PROBLEM STATEMENT
Restate the entries below without a single change.
[DATA FOR ANALYSIS — start]
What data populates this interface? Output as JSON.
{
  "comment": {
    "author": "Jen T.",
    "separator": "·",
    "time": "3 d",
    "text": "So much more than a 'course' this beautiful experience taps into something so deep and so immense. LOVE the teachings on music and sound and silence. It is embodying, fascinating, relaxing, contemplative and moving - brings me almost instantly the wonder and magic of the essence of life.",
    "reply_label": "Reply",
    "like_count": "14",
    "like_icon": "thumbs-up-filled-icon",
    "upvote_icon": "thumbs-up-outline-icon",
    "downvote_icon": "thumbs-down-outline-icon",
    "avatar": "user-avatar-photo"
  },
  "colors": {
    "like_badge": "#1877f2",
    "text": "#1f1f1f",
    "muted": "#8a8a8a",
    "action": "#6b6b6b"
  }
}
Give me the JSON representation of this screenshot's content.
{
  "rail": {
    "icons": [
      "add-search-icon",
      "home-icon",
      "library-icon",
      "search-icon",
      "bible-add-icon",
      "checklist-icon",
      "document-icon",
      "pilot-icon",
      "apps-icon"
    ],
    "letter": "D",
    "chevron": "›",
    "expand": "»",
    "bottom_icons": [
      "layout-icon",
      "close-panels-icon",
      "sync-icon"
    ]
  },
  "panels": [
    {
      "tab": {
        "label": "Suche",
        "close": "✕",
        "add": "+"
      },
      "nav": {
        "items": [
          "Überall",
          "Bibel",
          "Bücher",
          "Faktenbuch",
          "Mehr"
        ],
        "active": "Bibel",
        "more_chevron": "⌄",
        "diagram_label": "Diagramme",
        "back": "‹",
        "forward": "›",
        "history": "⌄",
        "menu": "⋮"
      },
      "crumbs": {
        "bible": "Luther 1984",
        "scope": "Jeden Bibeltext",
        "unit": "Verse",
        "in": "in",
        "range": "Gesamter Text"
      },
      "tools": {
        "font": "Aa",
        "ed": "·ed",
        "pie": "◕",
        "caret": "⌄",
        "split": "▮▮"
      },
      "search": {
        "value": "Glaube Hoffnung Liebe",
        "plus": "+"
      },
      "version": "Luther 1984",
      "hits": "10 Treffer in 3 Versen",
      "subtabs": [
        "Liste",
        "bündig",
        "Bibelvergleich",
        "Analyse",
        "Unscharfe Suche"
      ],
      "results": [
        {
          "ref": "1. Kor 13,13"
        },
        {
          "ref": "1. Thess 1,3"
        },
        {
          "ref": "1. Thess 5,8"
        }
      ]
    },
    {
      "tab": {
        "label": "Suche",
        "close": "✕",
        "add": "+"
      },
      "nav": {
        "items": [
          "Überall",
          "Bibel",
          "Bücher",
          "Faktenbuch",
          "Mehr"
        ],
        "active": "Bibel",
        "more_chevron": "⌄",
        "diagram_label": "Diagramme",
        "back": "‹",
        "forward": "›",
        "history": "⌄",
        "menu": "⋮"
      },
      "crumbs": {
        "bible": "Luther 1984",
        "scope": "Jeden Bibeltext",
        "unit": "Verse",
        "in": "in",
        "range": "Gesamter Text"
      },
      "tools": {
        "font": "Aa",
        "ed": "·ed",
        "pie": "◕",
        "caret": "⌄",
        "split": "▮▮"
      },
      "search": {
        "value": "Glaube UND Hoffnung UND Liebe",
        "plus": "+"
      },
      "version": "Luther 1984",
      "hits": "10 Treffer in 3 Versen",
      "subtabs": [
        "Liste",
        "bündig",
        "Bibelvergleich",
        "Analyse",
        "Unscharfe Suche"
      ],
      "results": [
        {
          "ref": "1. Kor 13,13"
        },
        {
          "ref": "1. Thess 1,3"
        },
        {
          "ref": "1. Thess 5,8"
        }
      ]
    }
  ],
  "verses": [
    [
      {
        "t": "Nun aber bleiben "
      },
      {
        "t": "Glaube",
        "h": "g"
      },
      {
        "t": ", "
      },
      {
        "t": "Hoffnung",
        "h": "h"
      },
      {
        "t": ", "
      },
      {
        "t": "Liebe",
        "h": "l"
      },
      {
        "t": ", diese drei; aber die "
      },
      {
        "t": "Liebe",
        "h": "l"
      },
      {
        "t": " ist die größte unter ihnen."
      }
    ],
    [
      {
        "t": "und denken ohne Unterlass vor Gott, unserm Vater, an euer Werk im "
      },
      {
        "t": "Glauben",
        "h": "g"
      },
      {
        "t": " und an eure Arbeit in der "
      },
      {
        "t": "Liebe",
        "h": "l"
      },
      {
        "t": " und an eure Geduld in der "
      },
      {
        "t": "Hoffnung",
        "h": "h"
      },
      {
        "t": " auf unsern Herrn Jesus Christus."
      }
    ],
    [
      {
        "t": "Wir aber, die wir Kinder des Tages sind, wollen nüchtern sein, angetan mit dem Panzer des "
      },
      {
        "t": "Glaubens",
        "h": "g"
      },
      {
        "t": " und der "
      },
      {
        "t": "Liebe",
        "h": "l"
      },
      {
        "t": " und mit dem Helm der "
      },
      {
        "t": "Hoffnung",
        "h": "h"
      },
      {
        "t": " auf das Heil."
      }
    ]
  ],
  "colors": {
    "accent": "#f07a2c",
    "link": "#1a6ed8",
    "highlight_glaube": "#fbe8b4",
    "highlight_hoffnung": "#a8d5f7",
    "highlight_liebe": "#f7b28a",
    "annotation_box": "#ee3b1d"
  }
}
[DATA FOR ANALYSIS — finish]
SOLUTION
What data populates this interface? Output as JSON.
{
  "comment": {
    "author": "Jen T.",
    "separator": "·",
    "time": "3 d",
    "text": "So much more than a 'course' this beautiful experience taps into something so deep and so immense. LOVE the teachings on music and sound and silence. It is embodying, fascinating, relaxing, contemplative and moving - brings me almost instantly the wonder and magic of the essence of life.",
    "reply_label": "Reply",
    "like_count": "14",
    "like_icon": "thumbs-up-filled-icon",
    "upvote_icon": "thumbs-up-outline-icon",
    "downvote_icon": "thumbs-down-outline-icon",
    "avatar": "user-avatar-photo"
  },
  "colors": {
    "like_badge": "#1877f2",
    "text": "#1f1f1f",
    "muted": "#8a8a8a",
    "action": "#6b6b6b"
  }
}
Give me the JSON representation of this screenshot's content.
{
  "rail": {
    "icons": [
      "add-search-icon",
      "home-icon",
      "library-icon",
      "search-icon",
      "bible-add-icon",
      "checklist-icon",
      "document-icon",
      "pilot-icon",
      "apps-icon"
    ],
    "letter": "D",
    "chevron": "›",
    "expand": "»",
    "bottom_icons": [
      "layout-icon",
      "close-panels-icon",
      "sync-icon"
    ]
  },
  "panels": [
    {
      "tab": {
        "label": "Suche",
        "close": "✕",
        "add": "+"
      },
      "nav": {
        "items": [
          "Überall",
          "Bibel",
          "Bücher",
          "Faktenbuch",
          "Mehr"
        ],
        "active": "Bibel",
        "more_chevron": "⌄",
        "diagram_label": "Diagramme",
        "back": "‹",
        "forward": "›",
        "history": "⌄",
        "menu": "⋮"
      },
      "crumbs": {
        "bible": "Luther 1984",
        "scope": "Jeden Bibeltext",
        "unit": "Verse",
        "in": "in",
        "range": "Gesamter Text"
      },
      "tools": {
        "font": "Aa",
        "ed": "·ed",
        "pie": "◕",
        "caret": "⌄",
        "split": "▮▮"
      },
      "search": {
        "value": "Glaube Hoffnung Liebe",
        "plus": "+"
      },
      "version": "Luther 1984",
      "hits": "10 Treffer in 3 Versen",
      "subtabs": [
        "Liste",
        "bündig",
        "Bibelvergleich",
        "Analyse",
        "Unscharfe Suche"
      ],
      "results": [
        {
          "ref": "1. Kor 13,13"
        },
        {
          "ref": "1. Thess 1,3"
        },
        {
          "ref": "1. Thess 5,8"
        }
      ]
    },
    {
      "tab": {
        "label": "Suche",
        "close": "✕",
        "add": "+"
      },
      "nav": {
        "items": [
          "Überall",
          "Bibel",
          "Bücher",
          "Faktenbuch",
          "Mehr"
        ],
        "active": "Bibel",
        "more_chevron": "⌄",
        "diagram_label": "Diagramme",
        "back": "‹",
        "forward": "›",
        "history": "⌄",
        "menu": "⋮"
      },
      "crumbs": {
        "bible": "Luther 1984",
        "scope": "Jeden Bibeltext",
        "unit": "Verse",
        "in": "in",
        "range": "Gesamter Text"
      },
      "tools": {
        "font": "Aa",
        "ed": "·ed",
        "pie": "◕",
        "caret": "⌄",
        "split": "▮▮"
      },
      "search": {
        "value": "Glaube UND Hoffnung UND Liebe",
        "plus": "+"
      },
      "version": "Luther 1984",
      "hits": "10 Treffer in 3 Versen",
      "subtabs": [
        "Liste",
        "bündig",
        "Bibelvergleich",
        "Analyse",
        "Unscharfe Suche"
      ],
      "results": [
        {
          "ref": "1. Kor 13,13"
        },
        {
          "ref": "1. Thess 1,3"
        },
        {
          "ref": "1. Thess 5,8"
        }
      ]
    }
  ],
  "verses": [
    [
      {
        "t": "Nun aber bleiben "
      },
      {
        "t": "Glaube",
        "h": "g"
      },
      {
        "t": ", "
      },
      {
        "t": "Hoffnung",
        "h": "h"
      },
      {
        "t": ", "
      },
      {
        "t": "Liebe",
        "h": "l"
      },
      {
        "t": ", diese drei; aber die "
      },
      {
        "t": "Liebe",
        "h": "l"
      },
      {
        "t": " ist die größte unter ihnen."
      }
    ],
    [
      {
        "t": "und denken ohne Unterlass vor Gott, unserm Vater, an euer Werk im "
      },
      {
        "t": "Glauben",
        "h": "g"
      },
      {
        "t": " und an eure Arbeit in der "
      },
      {
        "t": "Liebe",
        "h": "l"
      },
      {
        "t": " und an eure Geduld in der "
      },
      {
        "t": "Hoffnung",
        "h": "h"
      },
      {
        "t": " auf unsern Herrn Jesus Christus."
      }
    ],
    [
      {
        "t": "Wir aber, die wir Kinder des Tages sind, wollen nüchtern sein, angetan mit dem Panzer des "
      },
      {
        "t": "Glaubens",
        "h": "g"
      },
      {
        "t": " und der "
      },
      {
        "t": "Liebe",
        "h": "l"
      },
      {
        "t": " und mit dem Helm der "
      },
      {
        "t": "Hoffnung",
        "h": "h"
      },
      {
        "t": " auf das Heil."
      }
    ]
  ],
  "colors": {
    "accent": "#f07a2c",
    "link": "#1a6ed8",
    "highlight_glaube": "#fbe8b4",
    "highlight_hoffnung": "#a8d5f7",
    "highlight_liebe": "#f7b28a",
    "annotation_box": "#ee3b1d"
  }
}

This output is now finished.